|WHAT WAS I THINKING?|
THE FRONT PAGE
- Color, color and more color. But that's not why I'm featuring this card.
THE BACK PAGE
- Not a lot of numbers to get excited about, huh? Somebody saw something there, however.
- Strangely enough, this wasn't Mike Davis' first Topps card; his rookie card was in the '81 set. He had an '82 card, but not one in the main '83 set; hence, an appearance in the Traded set. I have no idea why Topps skipped him in its regular set. But that's not why I'm featuring this card.
- Color, color and more ... never mind. Read on.
- When I began collecting in '87, I selected a player whose cards I thought were undervalued and had the chance to be the next big thing. Mike Davis was that player.

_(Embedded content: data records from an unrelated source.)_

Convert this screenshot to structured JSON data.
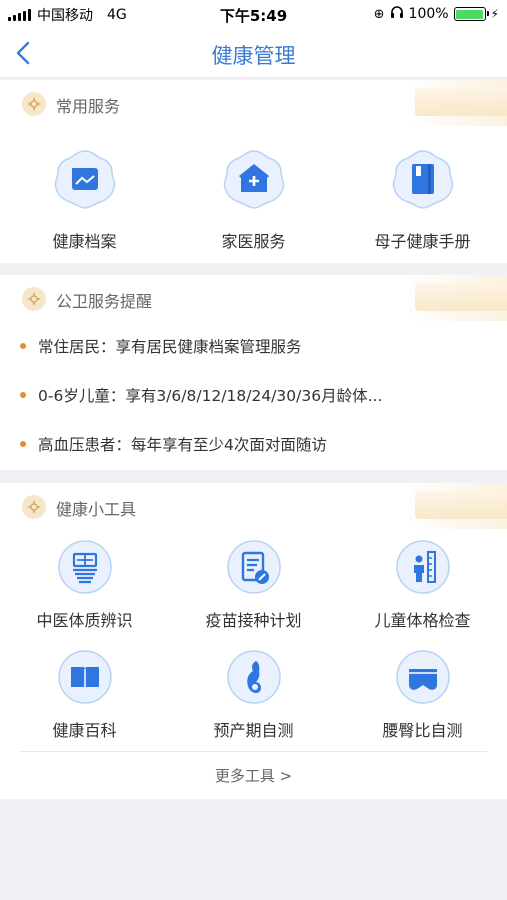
{
  "status": {
    "carrier": "中国移动",
    "network": "4G",
    "time": "下午5:49",
    "battery": "100%",
    "battery_level": 1.0
  },
  "nav": {
    "title": "健康管理"
  },
  "common_services": {
    "title": "常用服务",
    "items": [
      {
        "label": "健康档案",
        "icon": "folder-icon"
      },
      {
        "label": "家医服务",
        "icon": "home-plus-icon"
      },
      {
        "label": "母子健康手册",
        "icon": "handbook-icon"
      }
    ]
  },
  "reminders": {
    "title": "公卫服务提醒",
    "items": [
      {
        "text": "常住居民：享有居民健康档案管理服务"
      },
      {
        "text": "0-6岁儿童：享有3/6/8/12/18/24/30/36月龄体..."
      },
      {
        "text": "高血压患者：每年享有至少4次面对面随访"
      }
    ]
  },
  "tools": {
    "title": "健康小工具",
    "items": [
      {
        "label": "中医体质辨识",
        "icon": "medicine-char-icon"
      },
      {
        "label": "疫苗接种计划",
        "icon": "vaccine-plan-icon"
      },
      {
        "label": "儿童体格检查",
        "icon": "child-height-icon"
      },
      {
        "label": "健康百科",
        "icon": "book-icon"
      },
      {
        "label": "预产期自测",
        "icon": "pregnancy-icon"
      },
      {
        "label": "腰臀比自测",
        "icon": "waist-hip-icon"
      }
    ],
    "more": "更多工具 >"
  },
  "colors": {
    "accent": "#3a7bd5",
    "icon_blue": "#2f76e0",
    "dot_orange": "#e8893a"
  }
}
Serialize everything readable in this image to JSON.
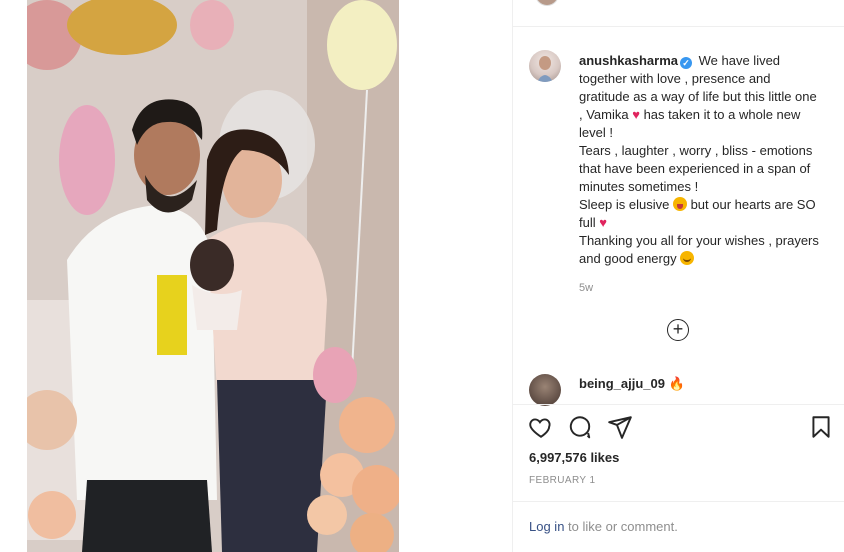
{
  "post": {
    "username": "anushkasharma",
    "caption_lines": [
      "We have lived together with love , presence and gratitude as a way of life but this little one , Vamika",
      "has taken it to a whole new level !",
      "Tears , laughter , worry , bliss - emotions that have been experienced in a span of minutes sometimes !",
      "Sleep is elusive",
      "but our hearts are SO full",
      "Thanking you all for your wishes , prayers and good energy"
    ],
    "time_ago": "5w",
    "likes": "6,997,576 likes",
    "date": "FEBRUARY 1"
  },
  "comment": {
    "username": "being_ajju_09"
  },
  "footer": {
    "login_link": "Log in",
    "login_text": " to like or comment."
  },
  "icons": {
    "verified": "verified-badge-icon",
    "heart_emoji": "red-heart-emoji",
    "tongue_emoji": "face-with-tongue-emoji",
    "smile_emoji": "smiling-face-emoji",
    "fire_emoji": "fire-emoji",
    "like": "heart-outline-icon",
    "comment": "speech-bubble-icon",
    "share": "paper-plane-icon",
    "save": "bookmark-icon",
    "load_more": "plus-circle-icon"
  },
  "colors": {
    "link": "#385185",
    "verified": "#3897f0",
    "muted": "#8e8e8e",
    "heart": "#e0245e"
  }
}
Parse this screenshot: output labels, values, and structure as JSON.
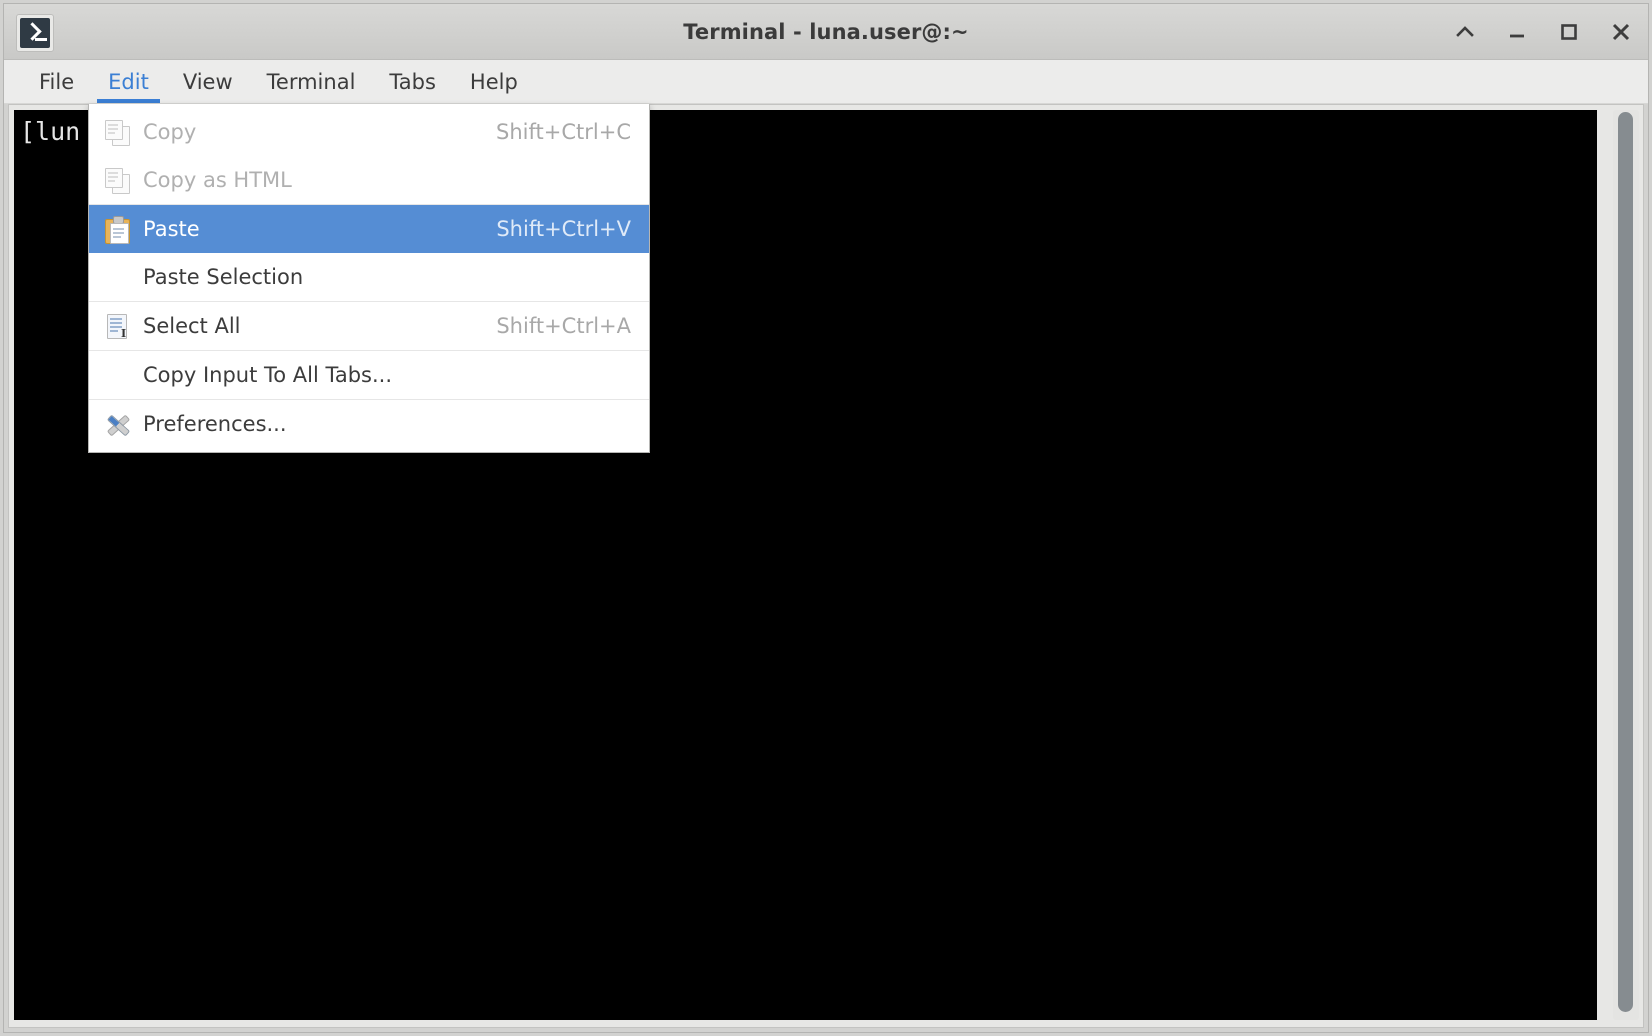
{
  "window": {
    "title": "Terminal - luna.user@:~",
    "app_icon": "terminal-prompt-icon",
    "controls": [
      {
        "name": "shade-button",
        "icon": "chevron-up-icon",
        "label": "Shade"
      },
      {
        "name": "minimize-button",
        "icon": "minimize-icon",
        "label": "Minimize"
      },
      {
        "name": "maximize-button",
        "icon": "maximize-icon",
        "label": "Maximize"
      },
      {
        "name": "close-button",
        "icon": "close-icon",
        "label": "Close"
      }
    ]
  },
  "menubar": {
    "items": [
      {
        "label": "File",
        "active": false
      },
      {
        "label": "Edit",
        "active": true
      },
      {
        "label": "View",
        "active": false
      },
      {
        "label": "Terminal",
        "active": false
      },
      {
        "label": "Tabs",
        "active": false
      },
      {
        "label": "Help",
        "active": false
      }
    ],
    "accent_color": "#3b7fd4"
  },
  "edit_menu": {
    "open": true,
    "highlight_color": "#558dd4",
    "items": [
      {
        "label": "Copy",
        "accel": "Shift+Ctrl+C",
        "icon": "copy-icon",
        "state": "disabled",
        "separator_after": false
      },
      {
        "label": "Copy as HTML",
        "accel": "",
        "icon": "copy-icon",
        "state": "disabled",
        "separator_after": true
      },
      {
        "label": "Paste",
        "accel": "Shift+Ctrl+V",
        "icon": "paste-icon",
        "state": "highlighted",
        "separator_after": false
      },
      {
        "label": "Paste Selection",
        "accel": "",
        "icon": "",
        "state": "normal",
        "separator_after": true
      },
      {
        "label": "Select All",
        "accel": "Shift+Ctrl+A",
        "icon": "select-all-icon",
        "state": "normal",
        "separator_after": true
      },
      {
        "label": "Copy Input To All Tabs...",
        "accel": "",
        "icon": "",
        "state": "normal",
        "separator_after": true
      },
      {
        "label": "Preferences...",
        "accel": "",
        "icon": "preferences-icon",
        "state": "normal",
        "separator_after": false
      }
    ]
  },
  "terminal": {
    "background": "#000000",
    "foreground": "#e6e6e6",
    "lines": [
      "[lun"
    ],
    "scrollbar": {
      "name": "vertical-scrollbar",
      "thumb_position_percent": 0,
      "thumb_size_percent": 99
    }
  }
}
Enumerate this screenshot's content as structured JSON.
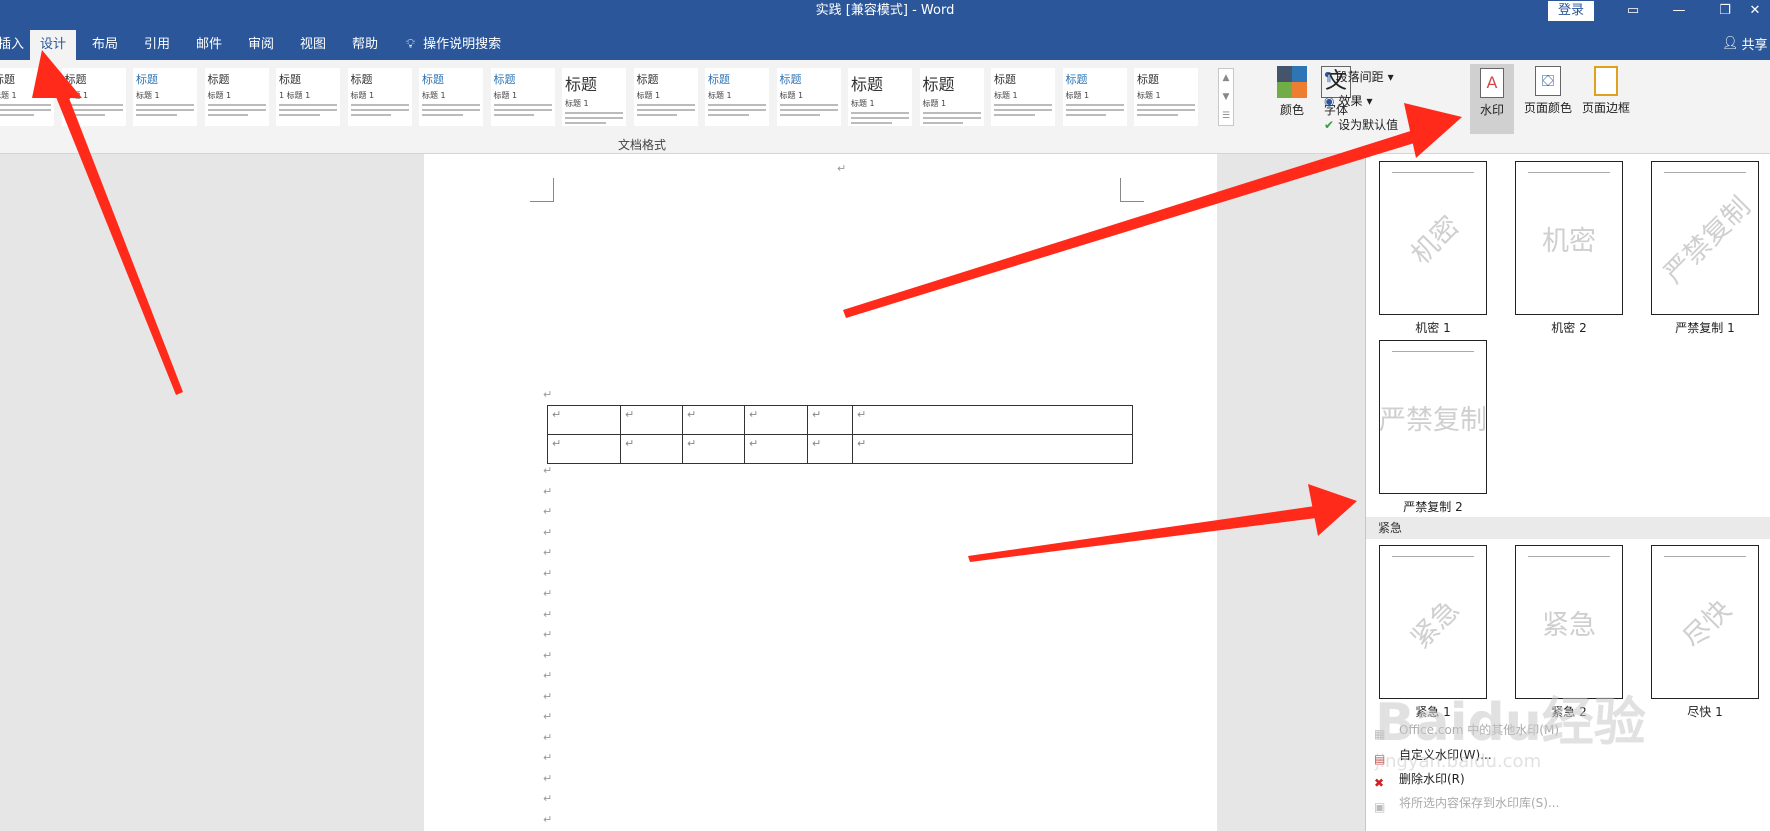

- I remember buying his '81, '82, '84, '85 and '86 Topps cards from a dealer at a flea market. (This '83 card, part of the "Strawberry Traded Set,'' was too expensive to obtain.) The dealer looked up the prices of the cards, looked at me, looked back at the prices and basically said, "Who is this guy and why are you buying his cards?'' I smugly said, "I like his potential.'' He chuckled. I did not, figuring it was only a matter of time before Davis would be on the cover of Beckett Monthly.
- Of course, we all know who had the last laugh. Had I looked more closely at Davis' numbers to that point I would've seen through '86 he had struck out more than twice as many times as he had walked, a clear sign he wasn't headed to Cooperstown. But his home run totals of 24 in '85 and 19 in '86 blinded me. He added 22 more in '87. He would hit seven more in the next two years and retired. I stopped speculating after that.
- But then came his shining moment in the '88 World Series. In Game 1, he drew a two-out walk off Dennis Eckersley in the ninth inning, bringing up surprise pinch-hitter Kirk Gibson. The Eck pitched around Davis because he and Manager Tony La Russa knew of Davis' power potential. Well, that and decoy Dave Anderson swinging a bat in the on-deck circle. My belief in Davis had been justified. "High fly ball hit into right field. She is ... gone! In a year that was so improbable, the impossible has happened!''
- Actually, the impossible would've been that walk increasing the demand for Davis' cards. It did not. He did, however, hit a two-run homer in the fourth inning in the decisive Game 5.